I have heard a similar question asked to gauge our missional impact on our community. If your local church suddenly disappeared would the community notice? Would they feel the impact of you leaving? If the answer to that is “no” then it likely won’t be long until you actually do close the doors to your church.
But I’d like to frame the question a little bit differently. If your local church disappeared would you notice. On one level this question is rather absurd. Of course, you’d notice if the place you go on Sunday’s was no longer open to you. You would most certainly notice. But I’m asking a different question. How would it impact your life? I know it’d jack with your Sunday’s and maybe your Wednesday’s but what would it do to your Monday or Thursday?
I believe we can gauge the health of a church by also asking this question. When the gospel really does work in a community and in a body of believers it does far more than just kickstart their Sunday morning service. It does something to the way that group of people does life.
In 1 Thessalonians when Paul prays that their “love would increase and overflow for each other and for everyone else” he certainly has unbelievers within his sight. But his principle aim is that their love for one another would grow.
Marianne Meye Thompson says it well:
The Christian community is the school in which we learn to love. Like great musicians who practice tedious drills for long hours, Christians practice their scales at home in order to sing in public. In the community love is commanded and modeled, and here is where it must be lived out and practiced. This does not mean that love is limited to the boundaries of the community. But if the community does not live by the model and teaching of its founder, Jesus, how can it expect others to do so or to hear its call to join with them?
There is a good chance that you aren’t rightly loving your unbelieving community if you aren’t deeply loving your believing community. We can talk much about “reaching the lost” and focusing our attention there, and that is right and good. But that can also be a ploy to keep us from truly loving the real people that God has already brought into our fellowship. It’s easy to love imaginary “prospects” who are “out there” it’s quite another to love a real person right in front of your face.
You aren’t going to be able to love the world, sacrifice for unbelievers, be engaged in radical mission even if it means suffering if you cannot love your fellow believers. I also like how Mark Dever says this:
We demonstrate to the world that we have been changed, not primarily because we memorize Bible verses, pray before meals, tithe a portion of our income, and listen to Christian radio stations, but because we increasingly show a willingness to put up with, to forgive, and even to love a bunch of fellow sinners.
This is why things like church membership and being connected and dedicated to a local body of believers is important. It’s one thing to say, “ah, I love people. I love everybody.” But if you aren’t able to actually plant yourself down and love a group of fellow believers then you’re just talking. Again I turn to Dever:
If your goal is to love all Christians, let me suggest working toward it by first committing to a concrete group of real Christians with all their foibles and follies. Commit to them through thick and think for eighty years. Then come back and we’ll talk about your progress in loving all Christians everywhere.

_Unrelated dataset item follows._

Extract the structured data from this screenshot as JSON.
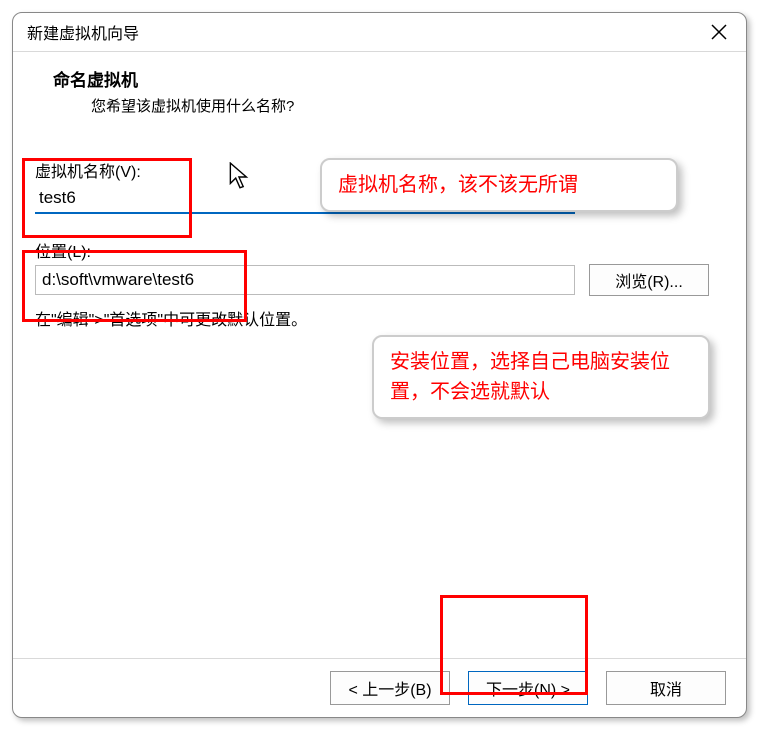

When God saves someone, when Jesus really comes to town what you’ll see is an increase of love towards one another. You’ll see believers loving—1 Corinthians 13 type of love—towards one another.